PLANSPONSOR: What exactly are
we talking about when we discuss
student loan debt?
Nigam: Student loans have become a
major problem for our economy. Right
now, about 44 million Americans1 carry
student loan debt and collectively owe
more than about $1.4 trillion2. That makes
it the second largest consumer debt category, behind only home mortgages. And
the number of people attending college
keeps increasing. By 2020, it’s estimated
that over 60% of jobs will require more
than a high school education. So the
number of people taking on student debt
is expected to double by 20253.
For example, 70% of the 2016 college
graduates will enter the workforce with an
average student loan balance of $37,0004.
These borrowers are looking for employ-
ers or benefits that can help pay student
loans down faster, and employers are
starting to take notice. Many recruitment
efforts acknowledge the issue of student
loans—and the ability to build candidate
interest in open positions—and research
shows that 86% of young workers5 would
commit to an employer for five years if it
helped pay down their student loans.
PS: Generally, when we think of student
loan debt, we assume it’s Millennials,
those recently out of college, but I
understand that’s not the case.
Thompson: That’s right. You hear about
it being a Millennial issue, but Fidelity
did a survey last year of more than 9,000
401(k) and 403(b) participants of plans
recordkept at Fidelity, and we found
that over a third, overall, have student
loans. Many people take them for a
loved one, such as parents to help their
kids. Sixty-three percent of Millennials
have student debt, but 36% of Generation Xers have it, and one in four Baby
Boomers do. So it’s more widespread
than people realize.
PS: So if it’s a widespread problem,
what long-term issues may grow out of
it if we don’t address it at a societal—
or maybe a workplace—level? Besides
the fact that it’s growing, what other
challenges or issues do we face?
Thompson: A few challenges we see
involve how people save and spend. For
example, younger Millennials are putting
off getting married; they may be delaying having kids or even buying a first
home. The issue for Gen Xers is they are
still paying down their own loans while
balancing the need to save for their kids
college education and for their own retirement. And with Boomers, they find themselves taking out their own student loans
or tapping into their 401(k) to put their
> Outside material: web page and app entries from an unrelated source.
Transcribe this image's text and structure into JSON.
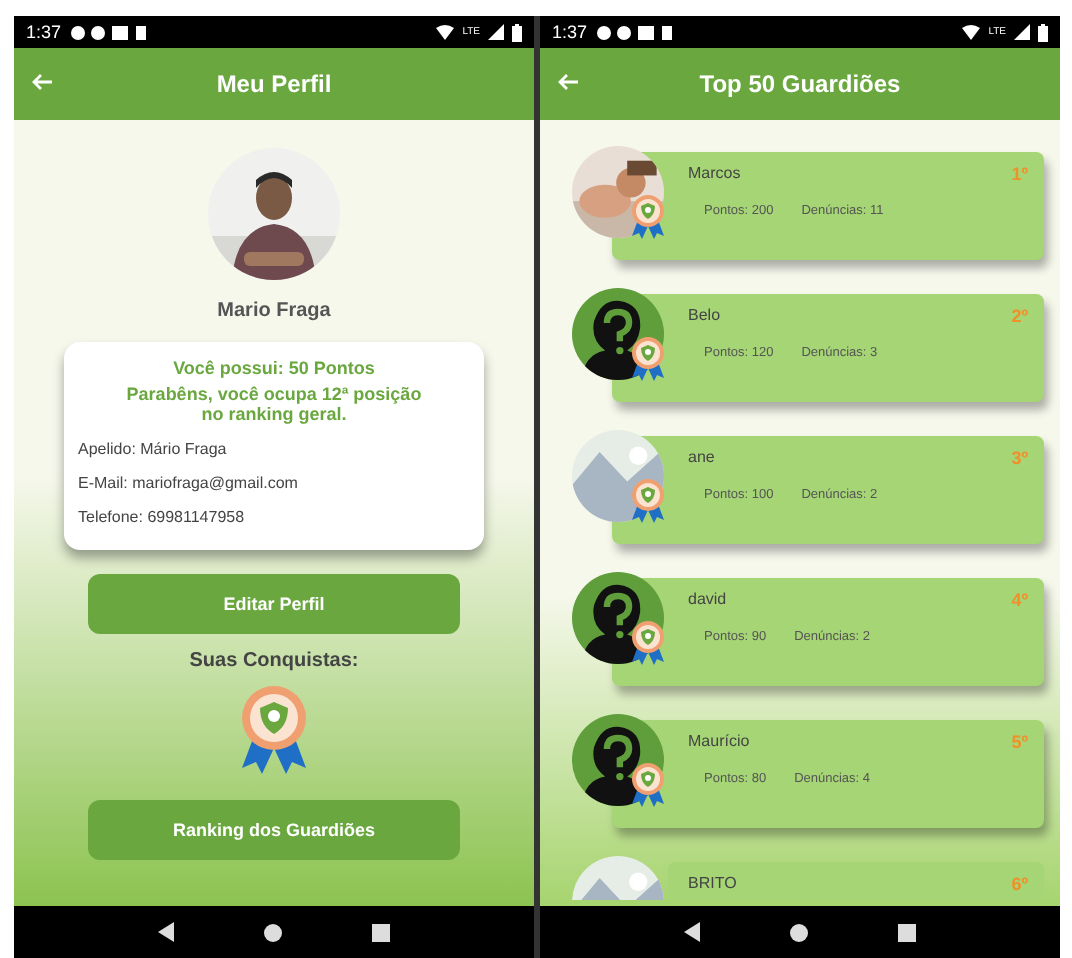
{
  "left_screen": {
    "status_bar": {
      "time": "1:37",
      "network": "LTE"
    },
    "app_bar": {
      "title": "Meu Perfil"
    },
    "profile": {
      "name": "Mario Fraga",
      "points": "Você possui: 50 Pontos",
      "ranking_message": "Parabêns, você ocupa 12ª posição no ranking geral.",
      "details": [
        "Apelido: Mário Fraga",
        "E-Mail: mariofraga@gmail.com",
        "Telefone: 69981147958"
      ]
    },
    "edit_button": "Editar Perfil",
    "achievements_label": "Suas Conquistas:",
    "ranking_button": "Ranking dos Guardiões"
  },
  "right_screen": {
    "status_bar": {
      "time": "1:37",
      "network": "LTE"
    },
    "app_bar": {
      "title": "Top 50 Guardiões"
    },
    "rows": [
      {
        "name": "Marcos",
        "rank": "1º",
        "points": "Pontos: 200",
        "reports": "Denúncias: 11"
      },
      {
        "name": "Belo",
        "rank": "2º",
        "points": "Pontos: 120",
        "reports": "Denúncias: 3",
        "kind": "placeholder"
      },
      {
        "name": "ane",
        "rank": "3º",
        "points": "Pontos: 100",
        "reports": "Denúncias: 2"
      },
      {
        "name": "david",
        "rank": "4º",
        "points": "Pontos: 90",
        "reports": "Denúncias: 2",
        "kind": "placeholder"
      },
      {
        "name": "Maurício",
        "rank": "5º",
        "points": "Pontos: 80",
        "reports": "Denúncias: 4",
        "kind": "placeholder"
      },
      {
        "name": "BRITO",
        "rank": "6º"
      }
    ]
  }
}
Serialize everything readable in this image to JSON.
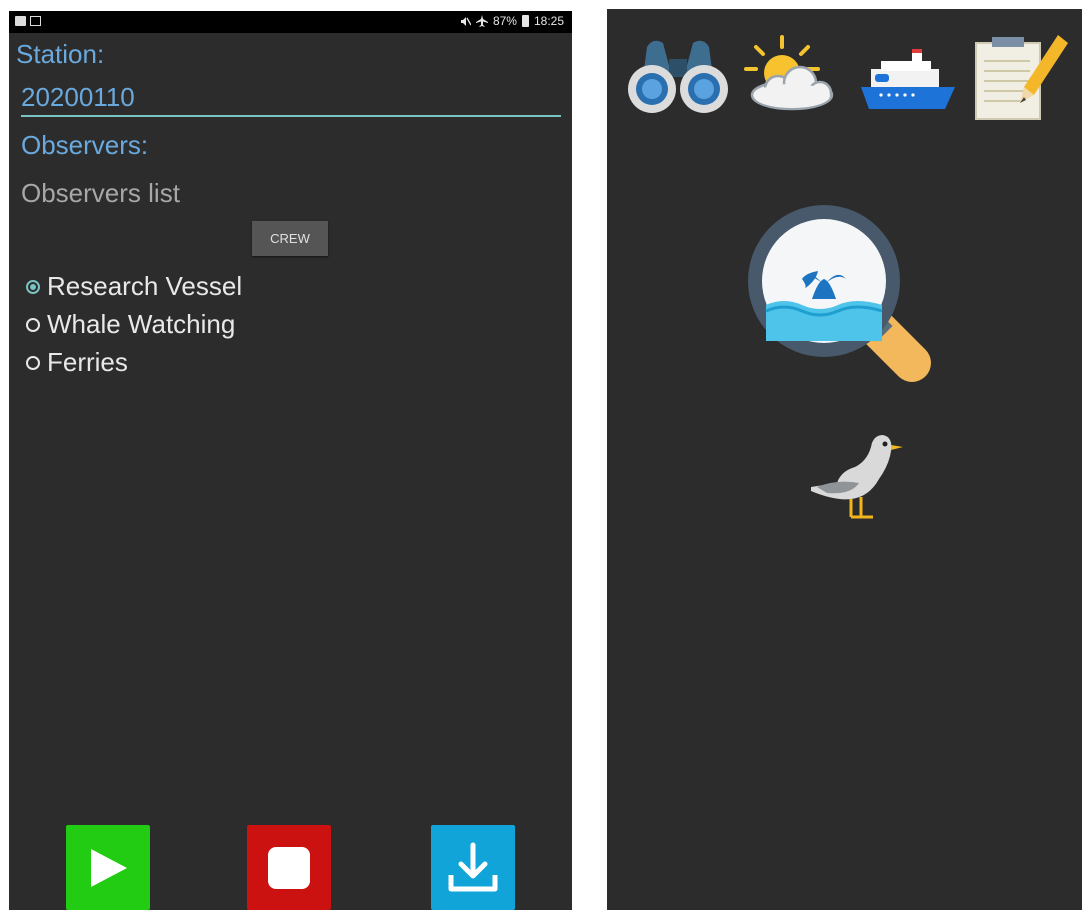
{
  "status_bar": {
    "battery": "87%",
    "time": "18:25",
    "left_icons": [
      "image-icon",
      "sim-icon"
    ],
    "right_icons": [
      "mute-icon",
      "airplane-icon",
      "battery-icon"
    ]
  },
  "form": {
    "station_label": "Station:",
    "station_value": "20200110",
    "observers_label": "Observers:",
    "observers_placeholder": "Observers list",
    "crew_button": "CREW",
    "platform_options": [
      {
        "label": "Research Vessel",
        "selected": true
      },
      {
        "label": "Whale Watching",
        "selected": false
      },
      {
        "label": "Ferries",
        "selected": false
      }
    ]
  },
  "actions": {
    "buttons": [
      {
        "name": "play",
        "icon": "play-icon",
        "color": "#22cc12"
      },
      {
        "name": "stop",
        "icon": "stop-icon",
        "color": "#cc1111"
      },
      {
        "name": "download",
        "icon": "download-icon",
        "color": "#11a4d8"
      }
    ]
  },
  "right_screen": {
    "toolbar_icons": [
      "binoculars-icon",
      "weather-icon",
      "ship-icon",
      "notes-icon"
    ],
    "center_icons": [
      "whale-search-icon",
      "seagull-icon"
    ],
    "colors": {
      "background": "#2c2c2c",
      "accent": "#6aa9dd",
      "underline": "#79c3c2"
    }
  }
}
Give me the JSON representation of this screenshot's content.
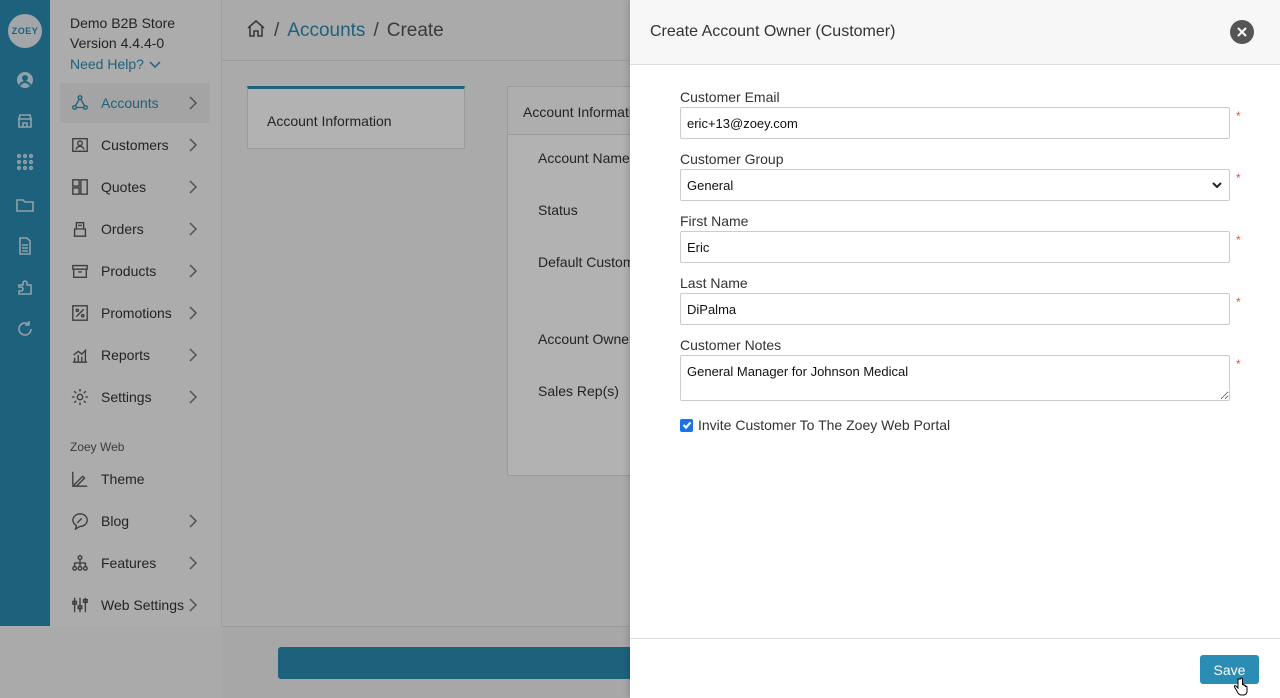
{
  "rail": {
    "logo": "ZOEY",
    "icons": [
      "user-circle-icon",
      "storefront-icon",
      "apps-grid-icon",
      "folder-icon",
      "document-icon",
      "puzzle-icon",
      "refresh-icon"
    ]
  },
  "sidebar": {
    "store_name": "Demo B2B Store",
    "version": "Version 4.4.4-0",
    "need_help": "Need Help?",
    "items": [
      {
        "label": "Accounts",
        "icon": "accounts-icon",
        "active": true
      },
      {
        "label": "Customers",
        "icon": "customers-icon"
      },
      {
        "label": "Quotes",
        "icon": "quotes-icon"
      },
      {
        "label": "Orders",
        "icon": "orders-icon"
      },
      {
        "label": "Products",
        "icon": "products-icon"
      },
      {
        "label": "Promotions",
        "icon": "promotions-icon"
      },
      {
        "label": "Reports",
        "icon": "reports-icon"
      },
      {
        "label": "Settings",
        "icon": "settings-icon"
      }
    ],
    "section_label": "Zoey Web",
    "web_items": [
      {
        "label": "Theme",
        "icon": "theme-icon"
      },
      {
        "label": "Blog",
        "icon": "blog-icon"
      },
      {
        "label": "Features",
        "icon": "features-icon"
      },
      {
        "label": "Web Settings",
        "icon": "web-settings-icon"
      }
    ]
  },
  "breadcrumb": {
    "sep": "/",
    "accounts": "Accounts",
    "current": "Create"
  },
  "page": {
    "tab_label": "Account Information",
    "card_header": "Account Information",
    "fields": [
      "Account Name",
      "Status",
      "Default Customer",
      "Account Owner",
      "Sales Rep(s)"
    ]
  },
  "modal": {
    "title": "Create Account Owner (Customer)",
    "email_label": "Customer Email",
    "email_value": "eric+13@zoey.com",
    "group_label": "Customer Group",
    "group_value": "General",
    "first_name_label": "First Name",
    "first_name_value": "Eric",
    "last_name_label": "Last Name",
    "last_name_value": "DiPalma",
    "notes_label": "Customer Notes",
    "notes_value": "General Manager for Johnson Medical",
    "required_mark": "*",
    "invite_label": "Invite Customer To The Zoey Web Portal",
    "invite_checked": true,
    "save_label": "Save"
  },
  "colors": {
    "accent": "#2b8cb4",
    "required": "#d9534f"
  }
}
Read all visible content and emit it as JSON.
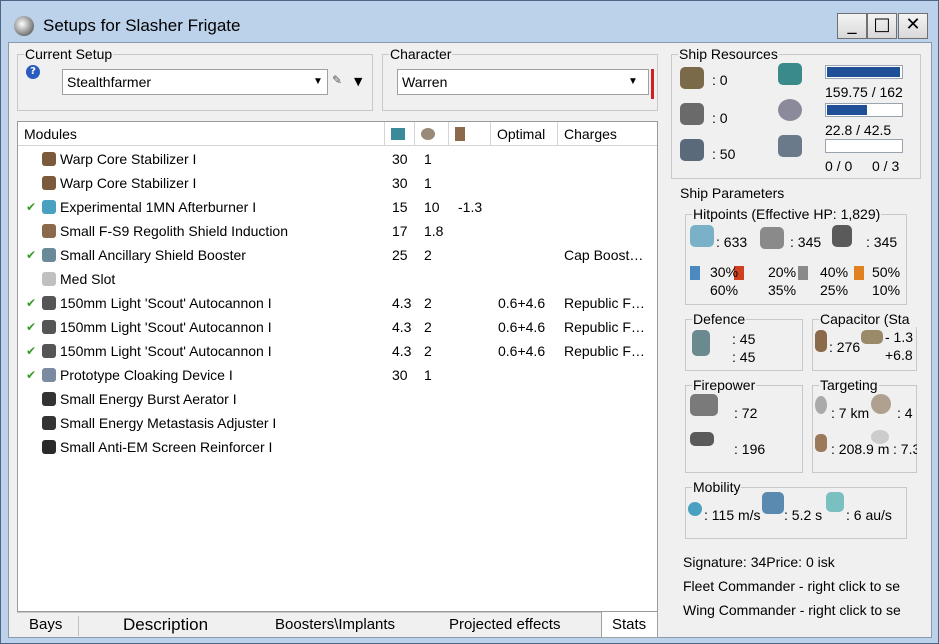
{
  "window": {
    "title": "Setups for Slasher Frigate",
    "minimize": "_",
    "maximize": "□",
    "close": "✕"
  },
  "setup": {
    "legend": "Current Setup",
    "value": "Stealthfarmer",
    "help": "?"
  },
  "character": {
    "legend": "Character",
    "value": "Warren"
  },
  "modules": {
    "headers": {
      "name": "Modules",
      "optimal": "Optimal",
      "charges": "Charges"
    },
    "rows": [
      {
        "checked": false,
        "name": "Warp Core Stabilizer I",
        "cpu": "30",
        "pg": "1",
        "cap": "",
        "optimal": "",
        "charges": "",
        "icon": "stabilizer-icon",
        "color": "#7a5a3a"
      },
      {
        "checked": false,
        "name": "Warp Core Stabilizer I",
        "cpu": "30",
        "pg": "1",
        "cap": "",
        "optimal": "",
        "charges": "",
        "icon": "stabilizer-icon",
        "color": "#7a5a3a"
      },
      {
        "checked": true,
        "name": "Experimental 1MN Afterburner I",
        "cpu": "15",
        "pg": "10",
        "cap": "-1.3",
        "optimal": "",
        "charges": "",
        "icon": "afterburner-icon",
        "color": "#4aa0c0"
      },
      {
        "checked": false,
        "name": "Small F-S9 Regolith Shield Induction",
        "cpu": "17",
        "pg": "1.8",
        "cap": "",
        "optimal": "",
        "charges": "",
        "icon": "shield-induction-icon",
        "color": "#8a6a4a"
      },
      {
        "checked": true,
        "name": "Small Ancillary Shield Booster",
        "cpu": "25",
        "pg": "2",
        "cap": "",
        "optimal": "",
        "charges": "Cap Boost…",
        "icon": "shield-booster-icon",
        "color": "#6a8a9a"
      },
      {
        "checked": false,
        "name": "Med Slot",
        "cpu": "",
        "pg": "",
        "cap": "",
        "optimal": "",
        "charges": "",
        "icon": "empty-slot-icon",
        "color": "#c0c0c0"
      },
      {
        "checked": true,
        "name": "150mm Light 'Scout' Autocannon I",
        "cpu": "4.3",
        "pg": "2",
        "cap": "",
        "optimal": "0.6+4.6",
        "charges": "Republic F…",
        "icon": "autocannon-icon",
        "color": "#555"
      },
      {
        "checked": true,
        "name": "150mm Light 'Scout' Autocannon I",
        "cpu": "4.3",
        "pg": "2",
        "cap": "",
        "optimal": "0.6+4.6",
        "charges": "Republic F…",
        "icon": "autocannon-icon",
        "color": "#555"
      },
      {
        "checked": true,
        "name": "150mm Light 'Scout' Autocannon I",
        "cpu": "4.3",
        "pg": "2",
        "cap": "",
        "optimal": "0.6+4.6",
        "charges": "Republic F…",
        "icon": "autocannon-icon",
        "color": "#555"
      },
      {
        "checked": true,
        "name": "Prototype Cloaking Device I",
        "cpu": "30",
        "pg": "1",
        "cap": "",
        "optimal": "",
        "charges": "",
        "icon": "cloak-icon",
        "color": "#7a8aa0"
      },
      {
        "checked": false,
        "name": "Small Energy Burst Aerator I",
        "cpu": "",
        "pg": "",
        "cap": "",
        "optimal": "",
        "charges": "",
        "icon": "rig-icon",
        "color": "#333"
      },
      {
        "checked": false,
        "name": "Small Energy Metastasis Adjuster I",
        "cpu": "",
        "pg": "",
        "cap": "",
        "optimal": "",
        "charges": "",
        "icon": "rig-icon",
        "color": "#333"
      },
      {
        "checked": false,
        "name": "Small Anti-EM Screen Reinforcer I",
        "cpu": "",
        "pg": "",
        "cap": "",
        "optimal": "",
        "charges": "",
        "icon": "rig-icon",
        "color": "#2a2a2a"
      }
    ],
    "check_glyph": "✔"
  },
  "tabs": [
    "Bays",
    "Description",
    "Boosters\\Implants",
    "Projected effects",
    "Stats"
  ],
  "resources": {
    "legend": "Ship Resources",
    "turret": ": 0",
    "launcher": ": 0",
    "drone": ": 50",
    "cpu": "159.75 / 162",
    "pg": "22.8 / 42.5",
    "calib": "0 / 0",
    "calib2": "0 / 3",
    "cpu_fill": 0.98,
    "pg_fill": 0.54
  },
  "params": {
    "legend": "Ship Parameters"
  },
  "hitpoints": {
    "legend": "Hitpoints (Effective HP: 1,829)",
    "shield": ": 633",
    "armor": ": 345",
    "hull": ": 345",
    "res": [
      [
        "30%",
        "20%",
        "40%",
        "50%"
      ],
      [
        "60%",
        "35%",
        "25%",
        "10%"
      ]
    ]
  },
  "defence": {
    "legend": "Defence",
    "a": ": 45",
    "b": ": 45"
  },
  "capacitor": {
    "legend": "Capacitor (Sta",
    "cap": ": 276",
    "d1": "- 1.3",
    "d2": "+6.8"
  },
  "firepower": {
    "legend": "Firepower",
    "a": ": 72",
    "b": ": 196"
  },
  "targeting": {
    "legend": "Targeting",
    "range": ": 7 km",
    "targets": ": 4",
    "res": ": 208.9 m",
    "scan": ": 7.3"
  },
  "mobility": {
    "legend": "Mobility",
    "speed": ": 115 m/s",
    "align": ": 5.2 s",
    "warp": ": 6 au/s"
  },
  "info": {
    "line1": "Signature: 34Price: 0 isk",
    "line2": "Fleet Commander - right click to se",
    "line3": "Wing Commander - right click to se"
  }
}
kids through school and delaying retirement. All three groups are taxed both
emotionally and financially. We found
that, in general, when people take on
debt it raises their stress level; they don’t
sleep as well or eat as well. We studied
how certain life events affect people, and
taking on debt was one of the most negative events. It affects almost every part of
people’s lives: their money, their health,
work and their overall happiness.
PS: So, if we step beyond to our
PLANSPONSOR audience, obviously
this is affecting their employees. But
why should retirement plan sponsors and employers care about their
employees’ student loan debt? What
are the implications for the employer
and the workplace?
Moorjani: When we think about financial wellness, clearly student debt
contributes to it. We found that when
people can’t manage month-to-month
expenses—which may include student
loan payments—they’re not saving. They
prioritize paying down that debt over
saving for retirement and healthcare. In
fact, 79% of Fidelity participants we interviewed said student debt keeps them
from saving for retirement.
The Costs of Student
Loan Debt at Work
Student loans play a greater role in workplace financial wellness
and employee health than plan sponsors might anticipate.
It should not be surprising to most plan sponsors that many Americans,
including their own company’s employees, are dealing with student loan
debt. However, what may be surprising is who those people are, and the toll
that it takes on their ability to be productive at work. To talk about student
loan debt and what plan sponsors should be considering around the
issue, PLANSPONSOR spoke with Fidelity executives Jeanne Thompson,
senior vice president of Workplace Thought Leadership; Akhil Nigam, a
managing director with Fidelity Labs; and Sangeeta Moorjani, head of the
firm’s workplace product, marketing and advice business.
Thompson Nigam Moorjani